14) If you enjoyed the NFL Combine, you should check this out. Mike Robertson goes over the strength & conditioning components of each test.
15) Advanced Lat Stretch for the athletic population.
16) “This shows that the adductors have better leverage as hip extensors in hip flexion, whereas the glutes have better leverage as hip extensors in anatomical position. Also, the sum of hip extension moment arms is greater in hip flexion compared to anatomical position.” – Bret Contreras post on hip extension during the lockout phase of a deadlift. For less adductor activity during extension, try emphasizing extension at neutral.
17) 3 Different “Happy” Lives – Martin Seligman
18) Erson interviewed pelvic floor specialist, Julie Wiebe. Some good stuff here. 4 Gems: 1)“Trust that the body is a self righting organism. Our job is to guide the process.” Norene Christesen, PT. ” 2) “I didn’t make them better, they made changes in how they thought about, used or moved their body and saw results. ” 3) “Our stability system actually runs off the breath cycle.” 4) “the pelvic floor is parallel in its action to the diaphragm, they work together, so it is important that clinicians know how to integrate them along with the TA and multifidus into their programming for stability, strengthening, balance, etc.”
20) Gait Guys (via Erson) – The Deadmill. Treadmill pulls the hip into extension, knee into extension, and ankle into dorsiflexion. The problem is that this passive pull on these joints causes a stretch reflex (muscle contraction) and inhibition of the antagonist. It robs the user of glutes, quads, and ankle DF. How many runners do you see that need glute & quad strenth and ankle DF ROM?
21) “True movement intelligence therefore doesn’t exist so much in the movements themselves, but in their interaction with the environment.” – Todd Hargrove
22) Top 3 Tweets of the Month
- @deansomerset – Knowledge without application = useless. Application without knowledge = dangerous. Always know more than used, never use more than known
- @DrAndreoSpina – To fully understand human health study human #evolution
- @PikeAthletics – Strength is an attitude, not only a physical quality.

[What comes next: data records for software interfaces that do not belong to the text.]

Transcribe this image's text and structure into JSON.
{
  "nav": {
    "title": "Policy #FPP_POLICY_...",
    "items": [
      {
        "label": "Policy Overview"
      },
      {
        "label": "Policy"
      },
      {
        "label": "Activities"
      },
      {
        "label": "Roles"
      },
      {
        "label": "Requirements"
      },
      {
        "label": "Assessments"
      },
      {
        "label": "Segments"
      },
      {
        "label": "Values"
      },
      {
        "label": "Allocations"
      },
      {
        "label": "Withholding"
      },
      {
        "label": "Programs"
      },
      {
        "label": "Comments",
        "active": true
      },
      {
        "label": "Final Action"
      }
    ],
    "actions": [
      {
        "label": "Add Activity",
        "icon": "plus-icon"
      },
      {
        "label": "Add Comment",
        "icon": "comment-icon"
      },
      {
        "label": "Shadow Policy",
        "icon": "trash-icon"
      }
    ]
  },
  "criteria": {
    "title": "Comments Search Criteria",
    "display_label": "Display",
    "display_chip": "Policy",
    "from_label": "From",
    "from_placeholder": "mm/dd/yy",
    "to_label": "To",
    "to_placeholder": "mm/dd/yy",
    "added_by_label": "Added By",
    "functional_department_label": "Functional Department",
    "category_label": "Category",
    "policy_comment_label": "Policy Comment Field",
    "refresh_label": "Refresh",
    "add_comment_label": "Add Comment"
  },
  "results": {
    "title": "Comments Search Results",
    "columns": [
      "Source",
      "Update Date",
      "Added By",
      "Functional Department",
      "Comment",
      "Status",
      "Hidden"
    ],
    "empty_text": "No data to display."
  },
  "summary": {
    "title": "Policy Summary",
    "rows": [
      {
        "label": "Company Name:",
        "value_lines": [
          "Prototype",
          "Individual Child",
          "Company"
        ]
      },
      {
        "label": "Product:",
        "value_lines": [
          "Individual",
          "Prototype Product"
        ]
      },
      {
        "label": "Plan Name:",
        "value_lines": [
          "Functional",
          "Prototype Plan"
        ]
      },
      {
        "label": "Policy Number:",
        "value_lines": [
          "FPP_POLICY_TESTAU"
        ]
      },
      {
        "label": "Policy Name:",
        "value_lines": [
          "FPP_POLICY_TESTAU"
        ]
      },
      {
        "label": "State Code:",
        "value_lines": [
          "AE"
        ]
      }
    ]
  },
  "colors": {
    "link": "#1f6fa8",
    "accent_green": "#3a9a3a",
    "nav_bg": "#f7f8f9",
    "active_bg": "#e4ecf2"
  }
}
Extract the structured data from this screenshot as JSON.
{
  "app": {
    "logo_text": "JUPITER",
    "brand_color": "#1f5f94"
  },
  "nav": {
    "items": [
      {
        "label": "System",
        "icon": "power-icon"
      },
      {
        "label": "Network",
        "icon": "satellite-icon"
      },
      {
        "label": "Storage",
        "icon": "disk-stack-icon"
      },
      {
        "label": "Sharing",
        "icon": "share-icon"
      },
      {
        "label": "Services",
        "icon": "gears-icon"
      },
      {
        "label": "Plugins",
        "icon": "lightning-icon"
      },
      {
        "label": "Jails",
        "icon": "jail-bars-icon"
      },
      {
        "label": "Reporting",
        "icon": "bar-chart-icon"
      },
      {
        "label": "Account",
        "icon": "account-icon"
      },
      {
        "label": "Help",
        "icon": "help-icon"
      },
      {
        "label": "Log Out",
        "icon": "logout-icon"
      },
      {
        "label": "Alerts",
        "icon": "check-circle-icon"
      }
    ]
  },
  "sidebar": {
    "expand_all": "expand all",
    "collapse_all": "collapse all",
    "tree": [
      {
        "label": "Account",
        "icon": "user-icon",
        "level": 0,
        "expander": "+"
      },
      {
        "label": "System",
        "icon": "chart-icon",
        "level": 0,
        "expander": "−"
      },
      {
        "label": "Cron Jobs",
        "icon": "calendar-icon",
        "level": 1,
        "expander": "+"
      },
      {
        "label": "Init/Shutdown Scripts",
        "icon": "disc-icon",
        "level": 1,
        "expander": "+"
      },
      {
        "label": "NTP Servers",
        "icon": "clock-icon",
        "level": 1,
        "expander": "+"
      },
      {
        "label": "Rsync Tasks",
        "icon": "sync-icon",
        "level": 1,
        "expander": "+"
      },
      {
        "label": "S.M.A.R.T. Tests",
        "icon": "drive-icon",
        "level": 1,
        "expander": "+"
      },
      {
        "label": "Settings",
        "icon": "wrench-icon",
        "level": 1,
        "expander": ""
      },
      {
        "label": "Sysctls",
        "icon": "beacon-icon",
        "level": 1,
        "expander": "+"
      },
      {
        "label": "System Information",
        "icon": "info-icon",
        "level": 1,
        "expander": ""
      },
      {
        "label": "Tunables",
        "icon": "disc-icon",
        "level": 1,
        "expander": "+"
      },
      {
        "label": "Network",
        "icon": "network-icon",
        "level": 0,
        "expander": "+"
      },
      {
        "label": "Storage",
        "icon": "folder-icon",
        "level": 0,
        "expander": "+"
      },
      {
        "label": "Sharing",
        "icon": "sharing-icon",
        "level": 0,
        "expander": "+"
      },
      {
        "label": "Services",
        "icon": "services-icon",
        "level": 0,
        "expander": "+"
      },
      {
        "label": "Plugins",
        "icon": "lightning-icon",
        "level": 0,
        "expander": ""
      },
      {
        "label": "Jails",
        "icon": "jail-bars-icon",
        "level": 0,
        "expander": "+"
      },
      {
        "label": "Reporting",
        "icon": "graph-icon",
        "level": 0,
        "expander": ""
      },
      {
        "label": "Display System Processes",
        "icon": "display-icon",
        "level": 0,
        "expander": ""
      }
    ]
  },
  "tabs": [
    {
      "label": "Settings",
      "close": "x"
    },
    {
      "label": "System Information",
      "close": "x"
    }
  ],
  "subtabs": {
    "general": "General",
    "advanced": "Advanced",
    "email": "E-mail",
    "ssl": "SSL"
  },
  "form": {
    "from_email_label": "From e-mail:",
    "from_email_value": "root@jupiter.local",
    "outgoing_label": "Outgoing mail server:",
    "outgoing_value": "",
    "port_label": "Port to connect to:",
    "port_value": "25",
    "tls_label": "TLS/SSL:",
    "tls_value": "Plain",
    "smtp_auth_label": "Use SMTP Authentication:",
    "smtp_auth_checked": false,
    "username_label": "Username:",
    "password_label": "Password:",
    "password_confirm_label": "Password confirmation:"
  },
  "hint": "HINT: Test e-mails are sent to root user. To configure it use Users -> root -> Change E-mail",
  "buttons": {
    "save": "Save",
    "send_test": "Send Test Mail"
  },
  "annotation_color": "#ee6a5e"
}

Note: Some use twitter to promote and sell their products, some use twitter to troll and argue, and some, like @ZBrulet, use twitter to share knowledge and improve movement. If you have any interest in S&C, you need to follow him.
23) WOD of the Day – Snatch and Roll for Embarrassment